BEGIN Material for this exercise

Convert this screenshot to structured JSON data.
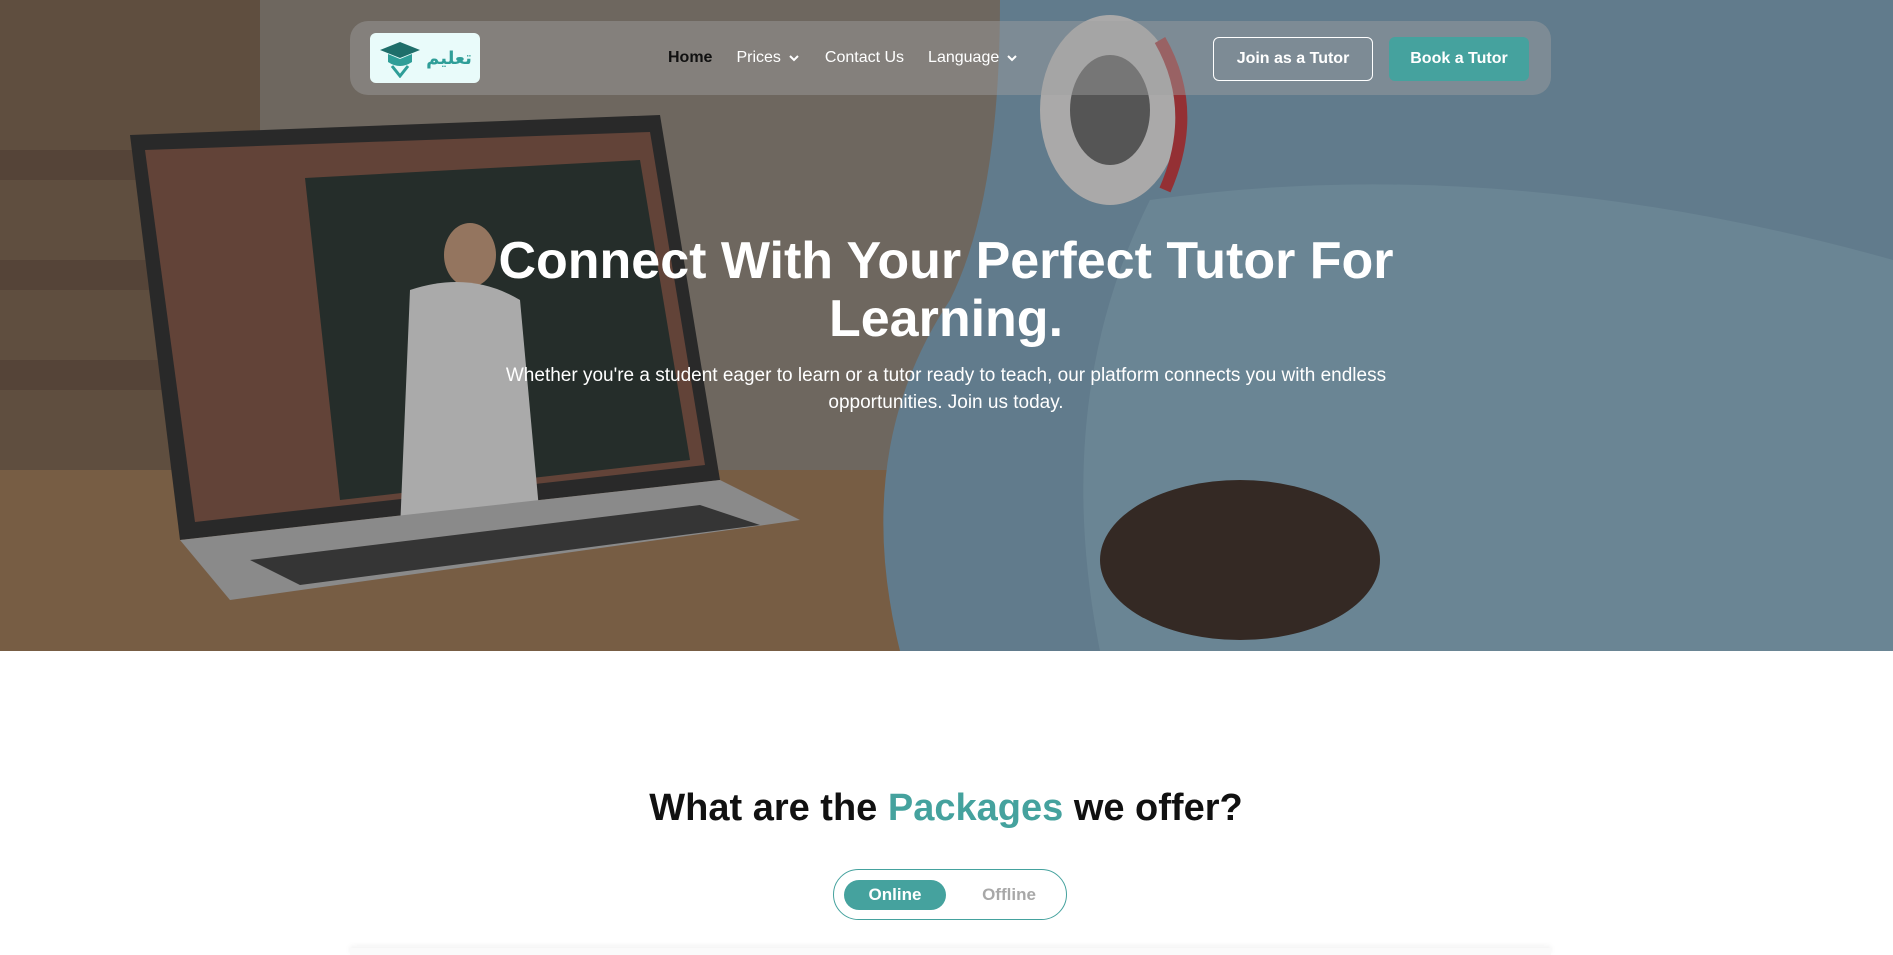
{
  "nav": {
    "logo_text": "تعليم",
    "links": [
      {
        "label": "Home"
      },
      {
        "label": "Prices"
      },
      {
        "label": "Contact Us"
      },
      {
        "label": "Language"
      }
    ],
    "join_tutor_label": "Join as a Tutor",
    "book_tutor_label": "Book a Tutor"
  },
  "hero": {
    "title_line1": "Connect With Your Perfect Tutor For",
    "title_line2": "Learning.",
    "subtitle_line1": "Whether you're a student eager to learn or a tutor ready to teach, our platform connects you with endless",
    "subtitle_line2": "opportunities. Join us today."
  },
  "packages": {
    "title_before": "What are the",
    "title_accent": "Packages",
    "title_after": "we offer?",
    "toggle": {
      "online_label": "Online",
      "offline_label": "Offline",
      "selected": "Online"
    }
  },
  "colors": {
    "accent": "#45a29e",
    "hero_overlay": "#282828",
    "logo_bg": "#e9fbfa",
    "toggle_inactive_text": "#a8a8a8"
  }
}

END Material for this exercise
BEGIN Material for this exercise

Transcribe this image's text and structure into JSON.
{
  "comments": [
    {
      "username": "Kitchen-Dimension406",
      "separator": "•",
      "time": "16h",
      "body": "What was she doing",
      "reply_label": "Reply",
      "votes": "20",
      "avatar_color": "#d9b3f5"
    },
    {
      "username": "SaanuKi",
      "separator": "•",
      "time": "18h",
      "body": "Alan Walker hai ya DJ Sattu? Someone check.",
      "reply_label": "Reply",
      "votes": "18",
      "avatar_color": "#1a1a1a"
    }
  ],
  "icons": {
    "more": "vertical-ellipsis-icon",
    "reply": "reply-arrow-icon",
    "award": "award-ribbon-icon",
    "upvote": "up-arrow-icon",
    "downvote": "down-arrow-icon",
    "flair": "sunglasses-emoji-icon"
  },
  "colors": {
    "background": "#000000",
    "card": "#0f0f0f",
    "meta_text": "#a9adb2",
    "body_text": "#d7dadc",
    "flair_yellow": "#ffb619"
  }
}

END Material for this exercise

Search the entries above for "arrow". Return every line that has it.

    "reply": "reply-arrow-icon",
    "upvote": "up-arrow-icon",
    "downvote": "down-arrow-icon",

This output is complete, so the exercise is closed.